Material to process START

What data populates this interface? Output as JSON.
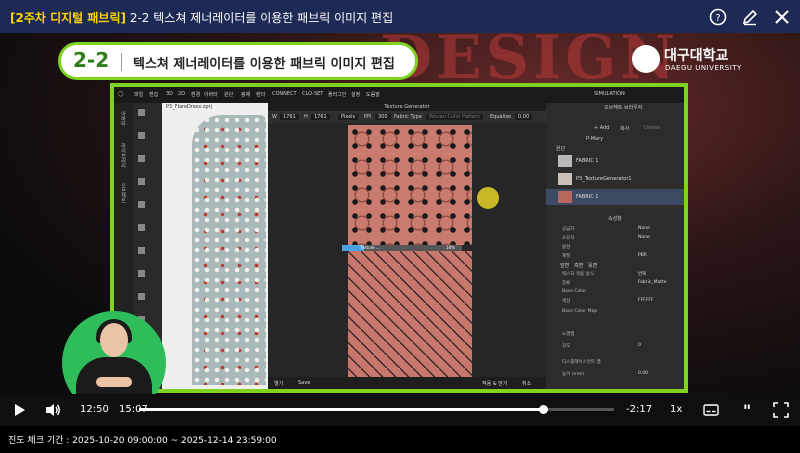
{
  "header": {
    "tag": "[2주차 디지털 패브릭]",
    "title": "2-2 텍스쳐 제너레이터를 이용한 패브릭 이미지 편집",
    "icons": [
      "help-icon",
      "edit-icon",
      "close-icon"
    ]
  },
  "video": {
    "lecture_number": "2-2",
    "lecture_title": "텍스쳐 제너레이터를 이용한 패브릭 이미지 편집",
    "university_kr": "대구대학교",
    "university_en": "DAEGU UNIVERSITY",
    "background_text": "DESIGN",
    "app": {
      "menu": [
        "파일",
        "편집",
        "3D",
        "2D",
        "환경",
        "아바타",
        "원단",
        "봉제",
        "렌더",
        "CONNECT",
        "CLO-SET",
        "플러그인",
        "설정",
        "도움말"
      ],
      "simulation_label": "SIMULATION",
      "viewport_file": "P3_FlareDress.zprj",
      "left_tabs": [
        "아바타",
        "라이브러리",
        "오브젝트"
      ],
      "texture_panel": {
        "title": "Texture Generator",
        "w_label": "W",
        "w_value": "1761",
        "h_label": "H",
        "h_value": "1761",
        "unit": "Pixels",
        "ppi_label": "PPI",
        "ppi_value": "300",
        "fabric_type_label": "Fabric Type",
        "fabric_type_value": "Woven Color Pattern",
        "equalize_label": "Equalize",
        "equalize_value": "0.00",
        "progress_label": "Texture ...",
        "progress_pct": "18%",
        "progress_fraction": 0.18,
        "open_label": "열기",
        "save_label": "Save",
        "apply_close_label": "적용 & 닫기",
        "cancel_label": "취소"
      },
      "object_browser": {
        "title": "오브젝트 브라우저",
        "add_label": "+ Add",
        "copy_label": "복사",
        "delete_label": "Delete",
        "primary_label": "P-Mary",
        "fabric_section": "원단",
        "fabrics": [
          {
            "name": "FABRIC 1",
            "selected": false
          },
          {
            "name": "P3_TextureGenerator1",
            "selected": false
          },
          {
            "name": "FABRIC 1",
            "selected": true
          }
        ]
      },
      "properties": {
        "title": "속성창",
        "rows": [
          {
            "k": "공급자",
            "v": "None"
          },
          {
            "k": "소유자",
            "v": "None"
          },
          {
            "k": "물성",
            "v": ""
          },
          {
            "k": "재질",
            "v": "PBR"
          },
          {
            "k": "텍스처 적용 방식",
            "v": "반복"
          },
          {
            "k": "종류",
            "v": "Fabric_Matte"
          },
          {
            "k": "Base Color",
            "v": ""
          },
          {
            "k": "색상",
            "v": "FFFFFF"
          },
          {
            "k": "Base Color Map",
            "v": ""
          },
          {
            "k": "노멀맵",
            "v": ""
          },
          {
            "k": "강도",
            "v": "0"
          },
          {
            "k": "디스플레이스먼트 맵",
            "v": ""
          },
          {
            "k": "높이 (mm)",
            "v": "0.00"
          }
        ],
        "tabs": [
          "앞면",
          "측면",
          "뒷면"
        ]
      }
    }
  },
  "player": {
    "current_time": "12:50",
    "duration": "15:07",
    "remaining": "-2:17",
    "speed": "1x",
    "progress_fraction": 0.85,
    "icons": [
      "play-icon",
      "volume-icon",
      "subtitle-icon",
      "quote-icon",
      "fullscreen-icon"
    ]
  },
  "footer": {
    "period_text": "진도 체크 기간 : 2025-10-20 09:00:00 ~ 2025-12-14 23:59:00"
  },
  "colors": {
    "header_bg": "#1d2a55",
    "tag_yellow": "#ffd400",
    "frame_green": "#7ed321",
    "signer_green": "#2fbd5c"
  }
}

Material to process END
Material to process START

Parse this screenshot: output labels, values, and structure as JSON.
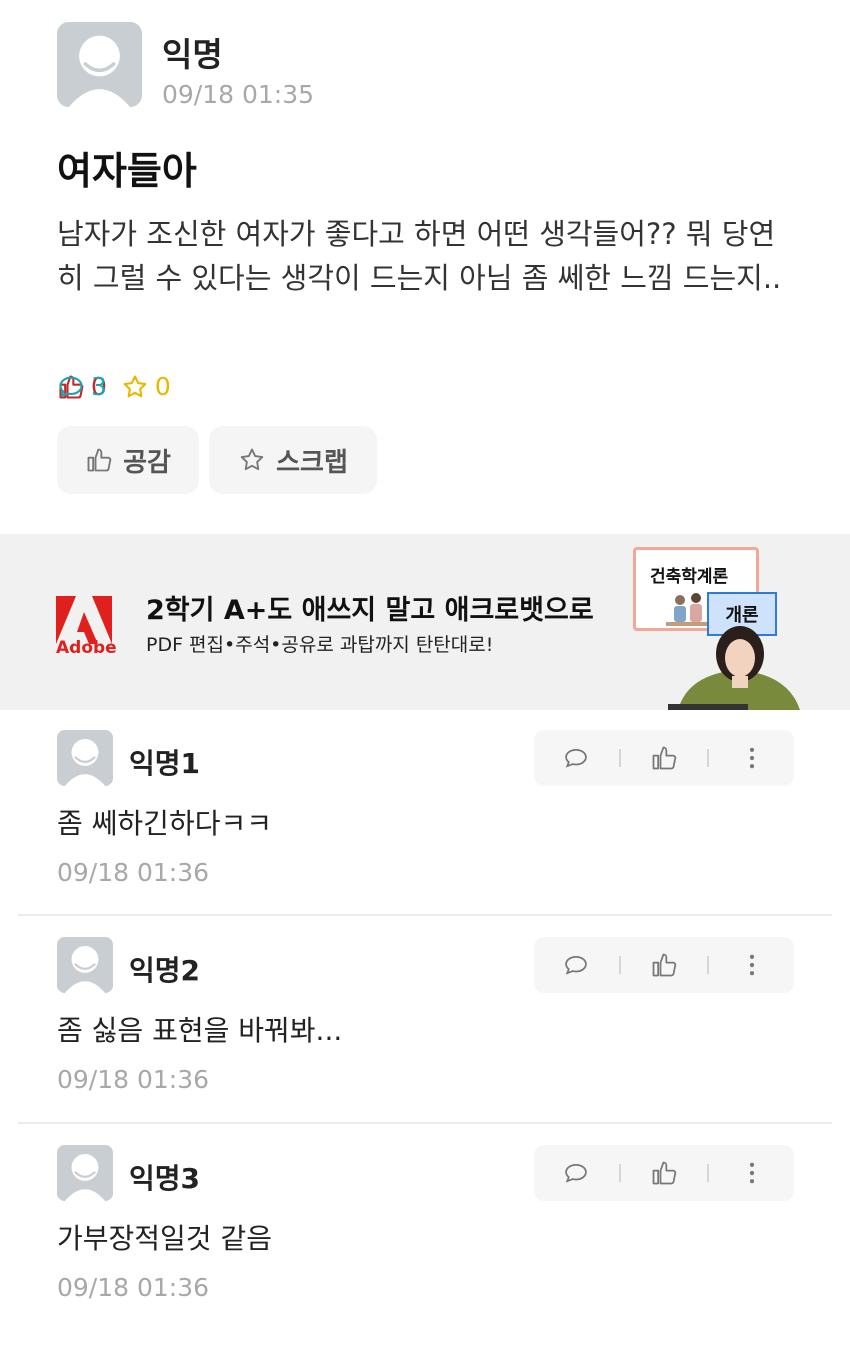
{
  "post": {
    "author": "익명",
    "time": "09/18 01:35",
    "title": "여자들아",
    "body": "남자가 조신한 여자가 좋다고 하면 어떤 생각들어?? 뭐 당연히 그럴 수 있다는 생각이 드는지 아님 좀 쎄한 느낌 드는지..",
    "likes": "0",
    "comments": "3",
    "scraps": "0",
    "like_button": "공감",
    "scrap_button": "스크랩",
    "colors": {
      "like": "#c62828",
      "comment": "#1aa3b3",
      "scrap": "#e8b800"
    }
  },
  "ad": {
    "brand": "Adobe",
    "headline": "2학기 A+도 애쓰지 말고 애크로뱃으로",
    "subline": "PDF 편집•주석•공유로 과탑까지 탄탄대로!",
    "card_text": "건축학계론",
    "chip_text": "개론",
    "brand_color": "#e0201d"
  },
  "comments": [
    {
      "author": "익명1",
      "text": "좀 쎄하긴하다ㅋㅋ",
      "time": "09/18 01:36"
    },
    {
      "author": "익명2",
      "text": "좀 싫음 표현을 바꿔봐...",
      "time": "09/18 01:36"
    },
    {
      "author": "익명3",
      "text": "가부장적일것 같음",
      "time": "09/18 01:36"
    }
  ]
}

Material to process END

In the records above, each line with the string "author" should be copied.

    "author": "익명",
      "author": "익명1",
      "author": "익명2",
      "author": "익명3",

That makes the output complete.